▶ _Provided data_
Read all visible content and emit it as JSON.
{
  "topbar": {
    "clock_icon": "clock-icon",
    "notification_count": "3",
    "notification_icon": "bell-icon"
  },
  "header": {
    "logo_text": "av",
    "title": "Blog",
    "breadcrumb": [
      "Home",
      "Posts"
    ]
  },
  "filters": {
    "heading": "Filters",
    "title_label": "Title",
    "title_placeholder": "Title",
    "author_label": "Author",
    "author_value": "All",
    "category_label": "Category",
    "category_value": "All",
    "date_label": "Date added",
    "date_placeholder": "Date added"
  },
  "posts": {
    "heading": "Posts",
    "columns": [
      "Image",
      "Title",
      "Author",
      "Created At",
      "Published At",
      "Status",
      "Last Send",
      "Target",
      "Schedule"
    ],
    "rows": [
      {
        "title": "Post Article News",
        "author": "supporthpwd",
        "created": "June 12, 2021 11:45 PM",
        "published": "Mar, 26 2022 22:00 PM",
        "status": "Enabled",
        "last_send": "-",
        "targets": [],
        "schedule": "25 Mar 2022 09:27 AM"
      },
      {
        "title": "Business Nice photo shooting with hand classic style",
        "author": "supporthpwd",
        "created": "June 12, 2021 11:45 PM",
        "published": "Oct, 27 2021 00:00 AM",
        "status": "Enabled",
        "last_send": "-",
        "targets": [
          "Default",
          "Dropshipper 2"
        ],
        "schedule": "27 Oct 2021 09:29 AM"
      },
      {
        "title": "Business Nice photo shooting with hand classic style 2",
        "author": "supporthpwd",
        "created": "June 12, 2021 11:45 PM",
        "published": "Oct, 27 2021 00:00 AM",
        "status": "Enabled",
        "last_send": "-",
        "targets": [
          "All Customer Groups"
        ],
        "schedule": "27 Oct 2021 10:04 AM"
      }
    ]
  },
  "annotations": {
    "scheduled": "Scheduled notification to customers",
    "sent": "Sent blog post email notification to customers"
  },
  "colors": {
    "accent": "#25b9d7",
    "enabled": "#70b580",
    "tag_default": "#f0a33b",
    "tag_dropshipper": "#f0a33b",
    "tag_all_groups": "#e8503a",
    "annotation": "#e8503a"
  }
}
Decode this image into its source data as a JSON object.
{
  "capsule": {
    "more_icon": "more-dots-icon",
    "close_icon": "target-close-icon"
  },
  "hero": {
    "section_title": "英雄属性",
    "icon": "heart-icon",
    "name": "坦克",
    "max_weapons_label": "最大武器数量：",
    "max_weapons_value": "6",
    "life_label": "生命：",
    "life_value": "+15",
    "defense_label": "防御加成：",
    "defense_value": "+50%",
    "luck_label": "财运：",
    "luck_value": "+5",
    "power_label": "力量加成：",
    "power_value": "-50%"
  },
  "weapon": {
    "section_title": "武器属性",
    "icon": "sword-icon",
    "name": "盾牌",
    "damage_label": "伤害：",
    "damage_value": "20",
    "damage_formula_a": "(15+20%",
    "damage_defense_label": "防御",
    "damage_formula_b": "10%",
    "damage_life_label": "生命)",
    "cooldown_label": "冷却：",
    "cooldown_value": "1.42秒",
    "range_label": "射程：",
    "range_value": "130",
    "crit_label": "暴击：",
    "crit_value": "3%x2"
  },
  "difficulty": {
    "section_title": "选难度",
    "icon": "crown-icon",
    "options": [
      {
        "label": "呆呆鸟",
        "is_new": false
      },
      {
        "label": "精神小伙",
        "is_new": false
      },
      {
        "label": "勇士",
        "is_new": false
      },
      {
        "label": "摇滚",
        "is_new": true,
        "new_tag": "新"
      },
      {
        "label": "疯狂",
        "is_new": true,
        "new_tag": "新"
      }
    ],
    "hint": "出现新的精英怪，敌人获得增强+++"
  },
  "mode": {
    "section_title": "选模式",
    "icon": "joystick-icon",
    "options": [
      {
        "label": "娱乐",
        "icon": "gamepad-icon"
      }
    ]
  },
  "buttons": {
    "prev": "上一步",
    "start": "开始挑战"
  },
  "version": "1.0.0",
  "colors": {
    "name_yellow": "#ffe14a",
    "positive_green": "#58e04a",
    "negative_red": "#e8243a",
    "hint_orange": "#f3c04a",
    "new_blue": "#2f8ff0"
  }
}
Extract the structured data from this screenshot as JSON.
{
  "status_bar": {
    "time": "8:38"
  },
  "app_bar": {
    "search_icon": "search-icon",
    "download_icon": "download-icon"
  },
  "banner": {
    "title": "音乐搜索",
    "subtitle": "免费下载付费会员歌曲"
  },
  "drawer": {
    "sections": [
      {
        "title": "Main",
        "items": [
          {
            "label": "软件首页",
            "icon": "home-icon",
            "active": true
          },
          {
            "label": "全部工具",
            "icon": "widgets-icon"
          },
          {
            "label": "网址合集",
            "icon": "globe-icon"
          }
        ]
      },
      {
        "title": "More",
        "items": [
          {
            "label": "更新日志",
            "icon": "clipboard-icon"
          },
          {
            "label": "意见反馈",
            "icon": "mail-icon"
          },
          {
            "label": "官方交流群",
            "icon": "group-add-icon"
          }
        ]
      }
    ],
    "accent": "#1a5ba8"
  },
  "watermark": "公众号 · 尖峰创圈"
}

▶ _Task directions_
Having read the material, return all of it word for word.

▶ _Output for this task_
Read all visible content and emit it as JSON.
{
  "topbar": {
    "clock_icon": "clock-icon",
    "notification_count": "3",
    "notification_icon": "bell-icon"
  },
  "header": {
    "logo_text": "av",
    "title": "Blog",
    "breadcrumb": [
      "Home",
      "Posts"
    ]
  },
  "filters": {
    "heading": "Filters",
    "title_label": "Title",
    "title_placeholder": "Title",
    "author_label": "Author",
    "author_value": "All",
    "category_label": "Category",
    "category_value": "All",
    "date_label": "Date added",
    "date_placeholder": "Date added"
  },
  "posts": {
    "heading": "Posts",
    "columns": [
      "Image",
      "Title",
      "Author",
      "Created At",
      "Published At",
      "Status",
      "Last Send",
      "Target",
      "Schedule"
    ],
    "rows": [
      {
        "title": "Post Article News",
        "author": "supporthpwd",
        "created": "June 12, 2021 11:45 PM",
        "published": "Mar, 26 2022 22:00 PM",
        "status": "Enabled",
        "last_send": "-",
        "targets": [],
        "schedule": "25 Mar 2022 09:27 AM"
      },
      {
        "title": "Business Nice photo shooting with hand classic style",
        "author": "supporthpwd",
        "created": "June 12, 2021 11:45 PM",
        "published": "Oct, 27 2021 00:00 AM",
        "status": "Enabled",
        "last_send": "-",
        "targets": [
          "Default",
          "Dropshipper 2"
        ],
        "schedule": "27 Oct 2021 09:29 AM"
      },
      {
        "title": "Business Nice photo shooting with hand classic style 2",
        "author": "supporthpwd",
        "created": "June 12, 2021 11:45 PM",
        "published": "Oct, 27 2021 00:00 AM",
        "status": "Enabled",
        "last_send": "-",
        "targets": [
          "All Customer Groups"
        ],
        "schedule": "27 Oct 2021 10:04 AM"
      }
    ]
  },
  "annotations": {
    "scheduled": "Scheduled notification to customers",
    "sent": "Sent blog post email notification to customers"
  },
  "colors": {
    "accent": "#25b9d7",
    "enabled": "#70b580",
    "tag_default": "#f0a33b",
    "tag_dropshipper": "#f0a33b",
    "tag_all_groups": "#e8503a",
    "annotation": "#e8503a"
  }
}
Decode this image into its source data as a JSON object.
{
  "capsule": {
    "more_icon": "more-dots-icon",
    "close_icon": "target-close-icon"
  },
  "hero": {
    "section_title": "英雄属性",
    "icon": "heart-icon",
    "name": "坦克",
    "max_weapons_label": "最大武器数量：",
    "max_weapons_value": "6",
    "life_label": "生命：",
    "life_value": "+15",
    "defense_label": "防御加成：",
    "defense_value": "+50%",
    "luck_label": "财运：",
    "luck_value": "+5",
    "power_label": "力量加成：",
    "power_value": "-50%"
  },
  "weapon": {
    "section_title": "武器属性",
    "icon": "sword-icon",
    "name": "盾牌",
    "damage_label": "伤害：",
    "damage_value": "20",
    "damage_formula_a": "(15+20%",
    "damage_defense_label": "防御",
    "damage_formula_b": "10%",
    "damage_life_label": "生命)",
    "cooldown_label": "冷却：",
    "cooldown_value": "1.42秒",
    "range_label": "射程：",
    "range_value": "130",
    "crit_label": "暴击：",
    "crit_value": "3%x2"
  },
  "difficulty": {
    "section_title": "选难度",
    "icon": "crown-icon",
    "options": [
      {
        "label": "呆呆鸟",
        "is_new": false
      },
      {
        "label": "精神小伙",
        "is_new": false
      },
      {
        "label": "勇士",
        "is_new": false
      },
      {
        "label": "摇滚",
        "is_new": true,
        "new_tag": "新"
      },
      {
        "label": "疯狂",
        "is_new": true,
        "new_tag": "新"
      }
    ],
    "hint": "出现新的精英怪，敌人获得增强+++"
  },
  "mode": {
    "section_title": "选模式",
    "icon": "joystick-icon",
    "options": [
      {
        "label": "娱乐",
        "icon": "gamepad-icon"
      }
    ]
  },
  "buttons": {
    "prev": "上一步",
    "start": "开始挑战"
  },
  "version": "1.0.0",
  "colors": {
    "name_yellow": "#ffe14a",
    "positive_green": "#58e04a",
    "negative_red": "#e8243a",
    "hint_orange": "#f3c04a",
    "new_blue": "#2f8ff0"
  }
}
Extract the structured data from this screenshot as JSON.
{
  "status_bar": {
    "time": "8:38"
  },
  "app_bar": {
    "search_icon": "search-icon",
    "download_icon": "download-icon"
  },
  "banner": {
    "title": "音乐搜索",
    "subtitle": "免费下载付费会员歌曲"
  },
  "drawer": {
    "sections": [
      {
        "title": "Main",
        "items": [
          {
            "label": "软件首页",
            "icon": "home-icon",
            "active": true
          },
          {
            "label": "全部工具",
            "icon": "widgets-icon"
          },
          {
            "label": "网址合集",
            "icon": "globe-icon"
          }
        ]
      },
      {
        "title": "More",
        "items": [
          {
            "label": "更新日志",
            "icon": "clipboard-icon"
          },
          {
            "label": "意见反馈",
            "icon": "mail-icon"
          },
          {
            "label": "官方交流群",
            "icon": "group-add-icon"
          }
        ]
      }
    ],
    "accent": "#1a5ba8"
  },
  "watermark": "公众号 · 尖峰创圈"
}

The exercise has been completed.